THE HATE U GIVE
Why do we Americans travel the world looking for engagement with other cultures when we have one right here, different from ours, exotic even, and instead of engaging, we put a police barricade around it? I just finished reading, The Hate U Give, by Angie Thomas, a YA novel about an African-American high school girl, Starr Carter. Her daddy, Big Mav, is a store owner but used to be a gang member who served three years in prison for not snitching on the “boss”. Her momma, Lisa is a nurse at the local clinic and the bedrock of the family who manages the house like a drill sergeant. Her family is blended in a way that most mothers would not tolerate, but Lisa does it for the kids.
Starr goes to Williamson Prep, a mostly white, upper crust school because her parents want their children to be safe and get a good education. Starr lives in Garden Heights, a mostly black, lower socio-economic neighborhood where gangs rule and shootings aren’t accidental. Even though her parents could move, her dad thinks that not giving up on the neighborhood is the right thing to do. Starr loves The Fresh Prince, dates a white boy from school, and plays basketball like a pro. Since she’s been at Williamson, her two best friends are white, but they never come to her house. She’s moved away, emotionally, from her Garden Heights friends and struggles with keeping the two sides of her life separate. When Starr was 10, she witnessed her friend, Natasha, killed in a drive-by shooting, an incident that left indelible ink on her psyche.
One night Starr’s at a party in Garden Heights with her friend, Kenya, with whom she shares a brother, Seven. Her parents don’t allow her to go to Garden Heights’ parties so this outing is on the DL. While there she meets up with Kahlil, her childhood BFF and first crush. A short time into their re-acquaintance convo, shots ring out and the party disperses mad fast in all directions. Kahlil grabs Starr’s hand and since she doesn’t see Kenya anywhere, Starr leaves in Kahlil’s car. The kids are rattled, but manage to get away from the party intact. They resume their catch up conversation: Starr asks if Kahlil is selling drugs (he denies it); they talk about their families; they remember how they used to be such good friends; and all is well until they get pulled over by a cop.
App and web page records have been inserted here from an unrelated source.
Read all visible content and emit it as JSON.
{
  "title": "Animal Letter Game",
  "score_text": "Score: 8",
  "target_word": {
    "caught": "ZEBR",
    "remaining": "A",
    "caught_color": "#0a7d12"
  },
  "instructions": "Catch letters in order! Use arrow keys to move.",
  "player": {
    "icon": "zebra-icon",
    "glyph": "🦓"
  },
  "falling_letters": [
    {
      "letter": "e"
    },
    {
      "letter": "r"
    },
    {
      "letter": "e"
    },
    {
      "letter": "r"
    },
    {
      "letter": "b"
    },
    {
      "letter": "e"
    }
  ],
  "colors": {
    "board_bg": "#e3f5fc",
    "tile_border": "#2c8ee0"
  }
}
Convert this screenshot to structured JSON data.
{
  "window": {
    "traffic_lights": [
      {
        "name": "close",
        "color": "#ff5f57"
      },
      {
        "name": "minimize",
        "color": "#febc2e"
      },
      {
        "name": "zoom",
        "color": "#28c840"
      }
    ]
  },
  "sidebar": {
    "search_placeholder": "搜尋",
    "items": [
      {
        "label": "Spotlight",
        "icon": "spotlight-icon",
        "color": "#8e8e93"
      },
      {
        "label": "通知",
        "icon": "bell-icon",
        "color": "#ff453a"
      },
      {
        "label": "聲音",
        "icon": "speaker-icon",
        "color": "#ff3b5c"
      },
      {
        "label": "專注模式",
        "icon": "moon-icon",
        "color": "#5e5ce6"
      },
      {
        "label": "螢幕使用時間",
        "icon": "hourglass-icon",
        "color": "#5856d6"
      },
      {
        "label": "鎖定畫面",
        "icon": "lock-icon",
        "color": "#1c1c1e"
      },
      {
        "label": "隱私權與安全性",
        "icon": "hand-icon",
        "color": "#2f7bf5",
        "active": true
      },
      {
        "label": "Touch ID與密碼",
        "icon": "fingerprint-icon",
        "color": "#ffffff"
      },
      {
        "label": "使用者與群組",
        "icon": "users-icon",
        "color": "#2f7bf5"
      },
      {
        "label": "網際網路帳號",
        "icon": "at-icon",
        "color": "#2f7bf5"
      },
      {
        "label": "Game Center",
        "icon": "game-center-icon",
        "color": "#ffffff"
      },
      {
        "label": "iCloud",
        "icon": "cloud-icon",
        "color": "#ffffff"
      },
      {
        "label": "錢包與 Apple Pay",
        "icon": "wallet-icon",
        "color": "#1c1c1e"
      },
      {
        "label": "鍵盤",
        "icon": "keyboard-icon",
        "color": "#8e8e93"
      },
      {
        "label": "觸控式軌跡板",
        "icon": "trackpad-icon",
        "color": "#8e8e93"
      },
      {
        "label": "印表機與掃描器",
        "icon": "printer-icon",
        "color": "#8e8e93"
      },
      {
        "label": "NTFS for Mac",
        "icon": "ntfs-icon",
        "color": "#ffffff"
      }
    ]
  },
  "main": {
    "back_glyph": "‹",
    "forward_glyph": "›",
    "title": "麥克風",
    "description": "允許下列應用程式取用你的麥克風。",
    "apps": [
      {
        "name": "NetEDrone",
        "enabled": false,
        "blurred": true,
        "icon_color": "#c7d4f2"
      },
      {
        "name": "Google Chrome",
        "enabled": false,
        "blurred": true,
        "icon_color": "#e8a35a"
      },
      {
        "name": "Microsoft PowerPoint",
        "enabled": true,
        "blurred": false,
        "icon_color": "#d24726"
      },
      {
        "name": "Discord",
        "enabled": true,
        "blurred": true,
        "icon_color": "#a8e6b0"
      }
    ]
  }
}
When Starr was 12 she got two talks from her parents: one about sex and the other about what to do when interacting with the police — “yes, sir,” “no, sir,” slow movements, do what the cop says or end up dead, and on. As a result, Starr instinctively knows what to do.
Either Kahlil never got this talk from his family or he just can’t stick to the script because instead of handing over his license and registration as the cop asked, Kahlil asks the cop why they’ve been pulled over. The annoyed officer — 11-15 as Starr will later refer to him — instructs Kahlil to stand still next to the car. While 11-15 checks out Kahlil’s license, Kahlil opens the car door to ask Starr if she’s okay. And that’s all it takes to end a life. Three shots to the back — pop, pop, pop — and Kahlil’s dead. Starr screams and rushes to Kahlil but there’s no help for him. The cop freaks out and points his gun at Starr where it stays until backup arrives. Later the cop will say he thought the hairbrush in the side of the door was a gun, but that doesn’t change Kahlil’s fate. If you think I just gave the book away, well, that’s only the first two chapters.
What Thomas does with the remaining 24 chapters is nothing short of poetry. If you want to understand racism in America from the African-American perspective then read, The Hate U Give. The book sizzles with excitement and emotion, and despite the YA moniker, it’s not just a teen read. I repeatedly thought about my own kids’ experiences growing up white in America and what I would do as a parent if I had to give that second talk, the one African-American parents are forced to give, and what it would sound like. The feeling of helplessness, of being unable to protect your child out in the world, must be overwhelming, but the lack of vision from the white community is what would anger me the most.
The title of The Hate U Give comes from Tupac Shakur. Thug Life, Volume 1 (1994), is the name of an album, but THUG LIFE is also the name of an idea: The Hate U Give Little Infants F@$%s Everyone.
Thug Life refers, obviously, to how white America treats black America from infancy through adulthood, how children grow up to marginalized by society with fewer opportunities for advancement (recent studies show black males will always make less, even if they come from high income families), how the marginalization turns kids to gangs, how gang violence hurts everyone, and over and over in a cyclical loop. I don’t know the answer to solving this century-and-a-half old problem for which there’s no today solution, and you won’t find it in the book, but understanding and awareness on both sides of the aisle is a good place to start. Sadly, Tupac didn’t live long enough to see his work have much impact in the world. He died on September 13, 1996 at the age of 25, the victim of a drive-by shooting.
The fear and anger that fuels such systemic violence will never be abated unless we all stop and take stock of how we are complicit in this never-ending racial drama. Want to change the future? Then start with the present otherwise the future will look exactly the same only the alienation and altercations between the races will have only worsened. As Angie Thomas says in the acknowledgements section of the book, “be roses that grow in the concrete.” The Hate U Give is an endearing and clear-eyed look at growing up African-American in this country, a look at both the roses and thorns.